TASK BRIEF –
If a line in the records below contains the word "true", copy it.

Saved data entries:
==============================

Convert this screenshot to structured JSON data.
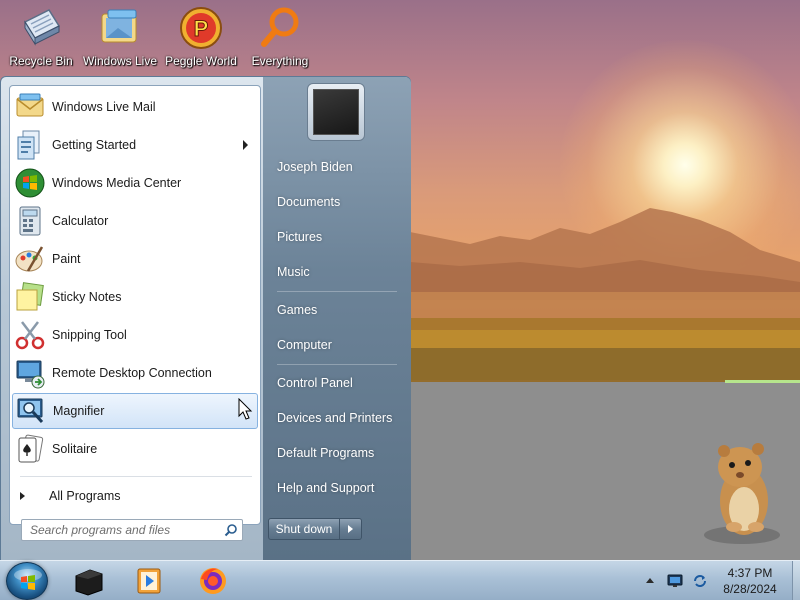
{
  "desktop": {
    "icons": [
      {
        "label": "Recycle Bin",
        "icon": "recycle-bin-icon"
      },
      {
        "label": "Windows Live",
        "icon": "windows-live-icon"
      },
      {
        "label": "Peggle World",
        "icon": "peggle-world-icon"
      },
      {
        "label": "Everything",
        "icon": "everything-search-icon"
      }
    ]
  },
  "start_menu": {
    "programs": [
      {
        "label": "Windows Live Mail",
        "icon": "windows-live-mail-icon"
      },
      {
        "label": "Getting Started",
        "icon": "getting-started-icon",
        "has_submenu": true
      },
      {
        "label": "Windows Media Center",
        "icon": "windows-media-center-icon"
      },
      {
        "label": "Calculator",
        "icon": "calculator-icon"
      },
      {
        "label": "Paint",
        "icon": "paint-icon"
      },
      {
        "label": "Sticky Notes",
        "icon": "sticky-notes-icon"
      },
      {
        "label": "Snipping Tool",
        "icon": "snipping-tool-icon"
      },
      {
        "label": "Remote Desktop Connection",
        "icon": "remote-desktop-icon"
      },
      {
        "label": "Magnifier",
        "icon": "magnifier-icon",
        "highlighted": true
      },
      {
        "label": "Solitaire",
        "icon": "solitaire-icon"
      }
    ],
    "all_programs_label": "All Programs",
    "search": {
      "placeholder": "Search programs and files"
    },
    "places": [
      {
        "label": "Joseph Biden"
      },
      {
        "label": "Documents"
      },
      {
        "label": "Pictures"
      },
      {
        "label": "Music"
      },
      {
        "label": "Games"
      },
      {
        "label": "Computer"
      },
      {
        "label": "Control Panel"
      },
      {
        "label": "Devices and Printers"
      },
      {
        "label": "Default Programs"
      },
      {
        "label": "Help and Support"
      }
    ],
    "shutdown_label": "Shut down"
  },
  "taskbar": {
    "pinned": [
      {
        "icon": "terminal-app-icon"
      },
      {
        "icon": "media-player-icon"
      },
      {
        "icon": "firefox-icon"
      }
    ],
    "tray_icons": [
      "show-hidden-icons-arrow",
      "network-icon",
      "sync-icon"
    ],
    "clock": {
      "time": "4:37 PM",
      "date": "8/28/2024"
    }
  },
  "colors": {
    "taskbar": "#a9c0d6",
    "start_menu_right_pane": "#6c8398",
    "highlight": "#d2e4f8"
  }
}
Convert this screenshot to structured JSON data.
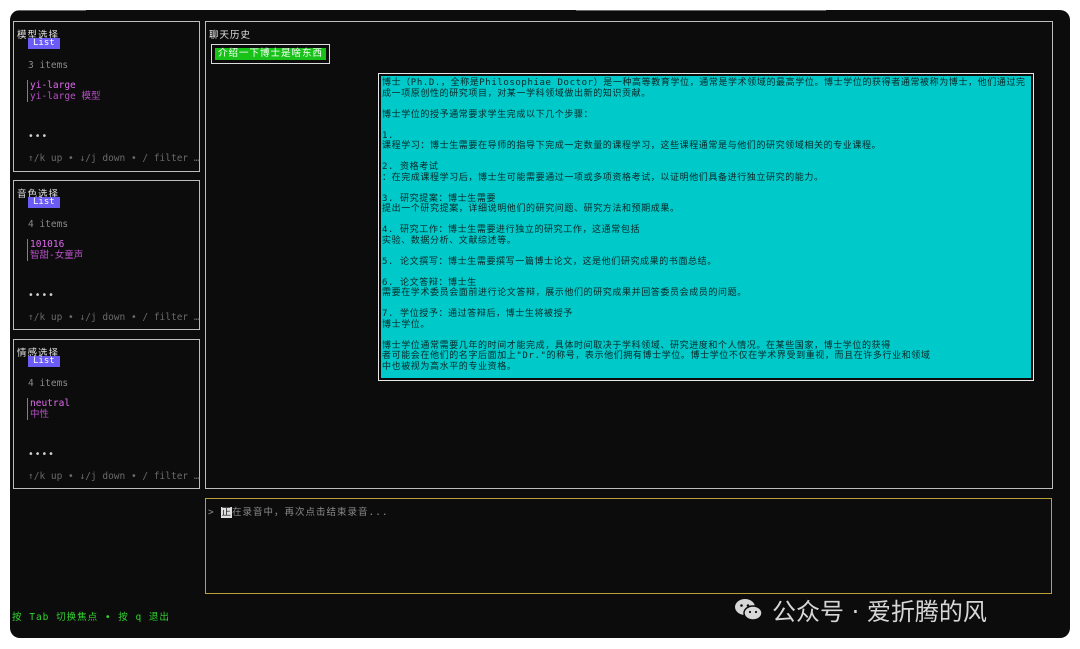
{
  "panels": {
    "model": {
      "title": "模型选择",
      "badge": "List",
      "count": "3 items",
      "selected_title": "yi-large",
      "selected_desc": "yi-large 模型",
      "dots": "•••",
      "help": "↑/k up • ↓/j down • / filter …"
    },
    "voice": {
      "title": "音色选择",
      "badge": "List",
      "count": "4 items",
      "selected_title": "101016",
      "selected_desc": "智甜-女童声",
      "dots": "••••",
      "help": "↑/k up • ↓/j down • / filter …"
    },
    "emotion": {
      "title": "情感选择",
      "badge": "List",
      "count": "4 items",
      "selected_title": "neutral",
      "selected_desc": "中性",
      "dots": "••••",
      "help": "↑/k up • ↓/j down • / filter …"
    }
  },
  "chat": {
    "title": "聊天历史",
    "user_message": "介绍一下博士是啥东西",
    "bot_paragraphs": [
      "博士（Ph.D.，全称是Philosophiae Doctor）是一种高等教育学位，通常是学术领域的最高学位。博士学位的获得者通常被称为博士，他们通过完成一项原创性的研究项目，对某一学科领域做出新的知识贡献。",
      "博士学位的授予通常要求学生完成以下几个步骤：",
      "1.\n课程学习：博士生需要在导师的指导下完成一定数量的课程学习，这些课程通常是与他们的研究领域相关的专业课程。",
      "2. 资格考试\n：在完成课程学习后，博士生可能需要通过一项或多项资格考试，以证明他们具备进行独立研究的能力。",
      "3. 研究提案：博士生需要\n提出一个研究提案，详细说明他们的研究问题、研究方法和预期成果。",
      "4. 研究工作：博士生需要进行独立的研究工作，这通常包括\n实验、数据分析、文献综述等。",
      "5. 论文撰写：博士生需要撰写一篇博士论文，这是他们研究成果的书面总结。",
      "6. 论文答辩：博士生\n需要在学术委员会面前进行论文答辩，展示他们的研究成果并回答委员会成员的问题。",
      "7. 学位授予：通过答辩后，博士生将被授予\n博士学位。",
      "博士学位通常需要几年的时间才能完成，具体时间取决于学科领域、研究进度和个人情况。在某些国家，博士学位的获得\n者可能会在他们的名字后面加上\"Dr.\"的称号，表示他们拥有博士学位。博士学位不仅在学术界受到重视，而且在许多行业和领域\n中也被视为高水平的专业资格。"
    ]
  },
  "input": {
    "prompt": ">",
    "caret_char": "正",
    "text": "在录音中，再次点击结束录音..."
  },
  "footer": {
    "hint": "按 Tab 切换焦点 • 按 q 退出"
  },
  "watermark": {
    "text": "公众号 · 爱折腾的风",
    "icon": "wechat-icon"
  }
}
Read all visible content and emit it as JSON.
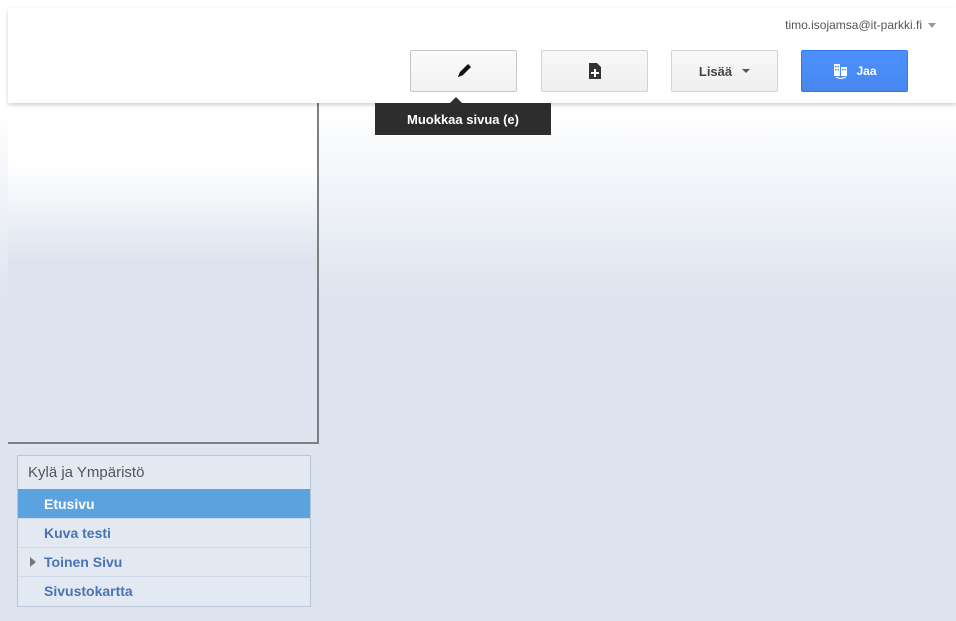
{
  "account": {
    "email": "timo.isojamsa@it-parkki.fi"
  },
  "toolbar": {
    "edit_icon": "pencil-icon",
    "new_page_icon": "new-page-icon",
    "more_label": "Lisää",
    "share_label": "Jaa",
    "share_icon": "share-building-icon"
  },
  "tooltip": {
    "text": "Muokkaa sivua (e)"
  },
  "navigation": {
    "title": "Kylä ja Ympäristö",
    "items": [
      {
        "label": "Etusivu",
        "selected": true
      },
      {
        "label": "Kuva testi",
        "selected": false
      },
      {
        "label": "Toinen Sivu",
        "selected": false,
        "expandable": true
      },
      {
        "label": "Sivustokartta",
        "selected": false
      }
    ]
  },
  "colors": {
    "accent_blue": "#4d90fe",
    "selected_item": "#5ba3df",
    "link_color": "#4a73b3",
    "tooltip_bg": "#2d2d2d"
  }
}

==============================

SOLUTION FOR THIS TASK –
        "has_submenu": true
        "highlighted": true
        "selected": true
        "expandable": true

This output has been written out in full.